Next up was a saucy routine by the Me-108 "Taifun" or "Typhoon". Tightly hugging the aerodrome perimeter, the four seat trainer adorned in a splendid desert camouflage scheme gave a superb display of airmanship including numerous topside passes which made for great photography. Following on from the Lancaster display at last year's Air Fayre came LF363, the Hurricane IIc from the RAF Battle of Britain Memorial Flight, which flew it's familiar polished routine.
Martin West gave a spirited display in his Piper Arrow proving that it's not only the military who can fly a good topside pass whilst showing off the Arrows tidy lines to great effect. He gave way to the 2006 RAF Tutor display which somehow managed to defeat the massing low cloud with some vicious looking stall turns and wing-overs in the grey skies.
The flying programme paused for a moment as the pair of RAF Hawks got airborne to perform a local flypast, which enabled the "Volunteers" or "victims" to head towards the runway carrying the ribbon poles ready for their cut of the action. Denny Dobson took off in his yellow and blue Extra 300 showing off the excellent power to weight ratio with some flick rolls and turns before descending to slice through the waiting ribbons and then performing his masterpiece … the sideways landing!
Following on, the growl of Peter Teichman's latest acquisition from the Fighter Collection, the P-40M Kittyhawk was heard as he opened the throttles and put the WWII fighter through it's paces with some nice passes although with the skies darkening the fierce yellow flying tiger artwork on the nose sadly lacked impact.
Luckily, the rain clouds steered clear of Abingdon as the RAF Chinook HC.2 from 18 Squadron lifted to commence a stunning display of agility for such a large helicopter - the wheel recovery team from 28(AC) Squadron on standby in case they were needed again! Those present at last years Air Fayre held their breath as the Chinook banged down on the rear wheels and commenced a backward wheelie - the part of the display where the undercarriage detached itself previously. 18 Squadron have obviously invested in stronger glue this time round as all four of its feet stayed on and the chopper landed safely.
The finale was Andy Cubin in the blue Hawker Hunter T.7 from Delta Jets, who started the routine with a roller landing and then swept in for some tight turns and fast passes. The ex-Red Arrows pilot displayed the specially marked fighter to perfection with a sweet puff of tyre smoke on landing to bring the flying programme to a fitting close.

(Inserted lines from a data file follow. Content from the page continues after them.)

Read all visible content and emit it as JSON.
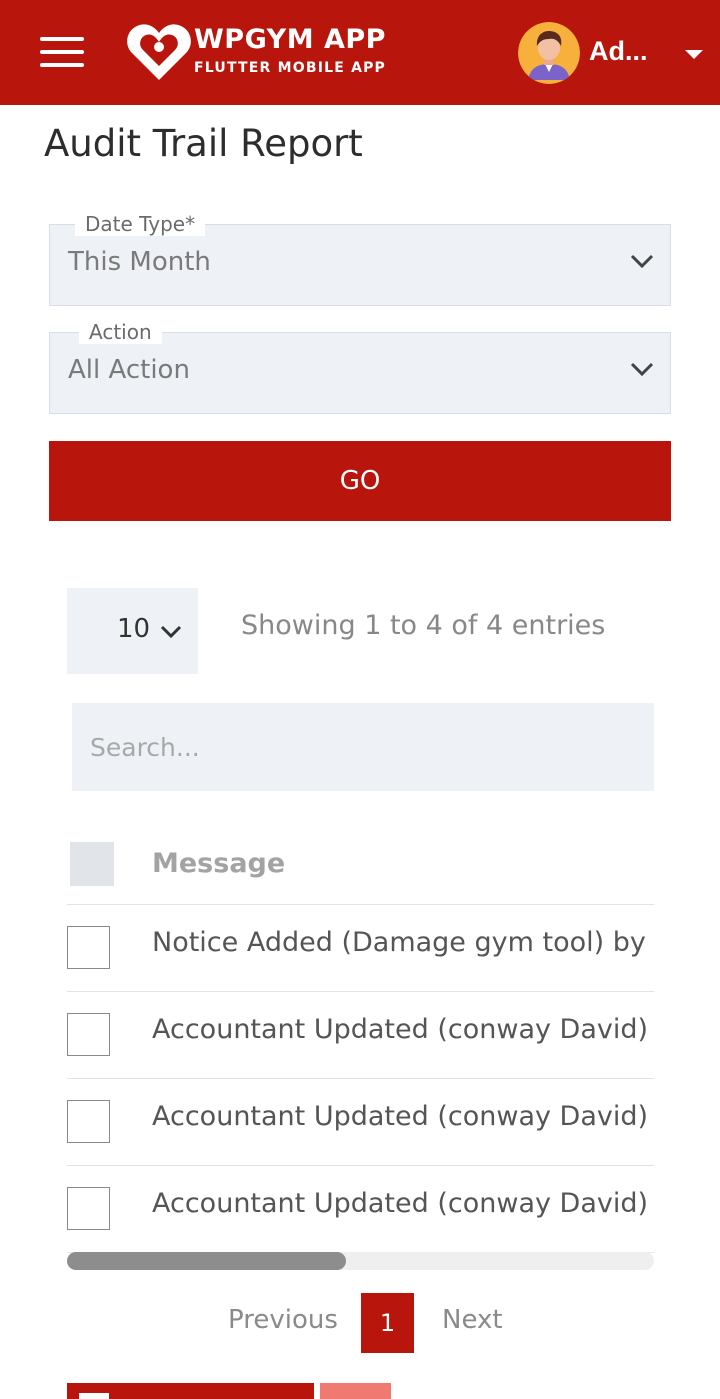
{
  "colors": {
    "brand": "#b8160c",
    "field_bg": "#eef2f7",
    "secondary_button": "#f07a72"
  },
  "header": {
    "menu_icon": "hamburger-icon",
    "logo_icon": "heart-logo-icon",
    "logo_title": "WPGYM APP",
    "logo_subtitle": "FLUTTER MOBILE APP",
    "user_name": "Ad...",
    "user_menu_icon": "caret-down-icon"
  },
  "page": {
    "title": "Audit Trail Report"
  },
  "filters": {
    "date_type": {
      "label": "Date Type*",
      "value": "This Month",
      "icon": "chevron-down-icon"
    },
    "action": {
      "label": "Action",
      "value": "All Action",
      "icon": "chevron-down-icon"
    },
    "go_label": "GO"
  },
  "table_controls": {
    "page_length": "10",
    "entries_info": "Showing 1 to 4 of 4 entries",
    "search_placeholder": "Search..."
  },
  "table": {
    "columns": [
      "Message"
    ],
    "rows": [
      {
        "message": "Notice Added (Damage gym tool) by"
      },
      {
        "message": "Accountant Updated (conway David)"
      },
      {
        "message": "Accountant Updated (conway David)"
      },
      {
        "message": "Accountant Updated (conway David)"
      }
    ]
  },
  "pagination": {
    "previous": "Previous",
    "current": "1",
    "next": "Next"
  }
}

With a crowd in excess of the nine thousand attending the 2005 show and over 80 aircraft descending on Oxfordshire, the 2006 Abingdon Air Fayre was a fantastic organisational effort by all the volunteers involved raising a substantial donation for local charities.
Wonder what will be at next year's Air Fayre?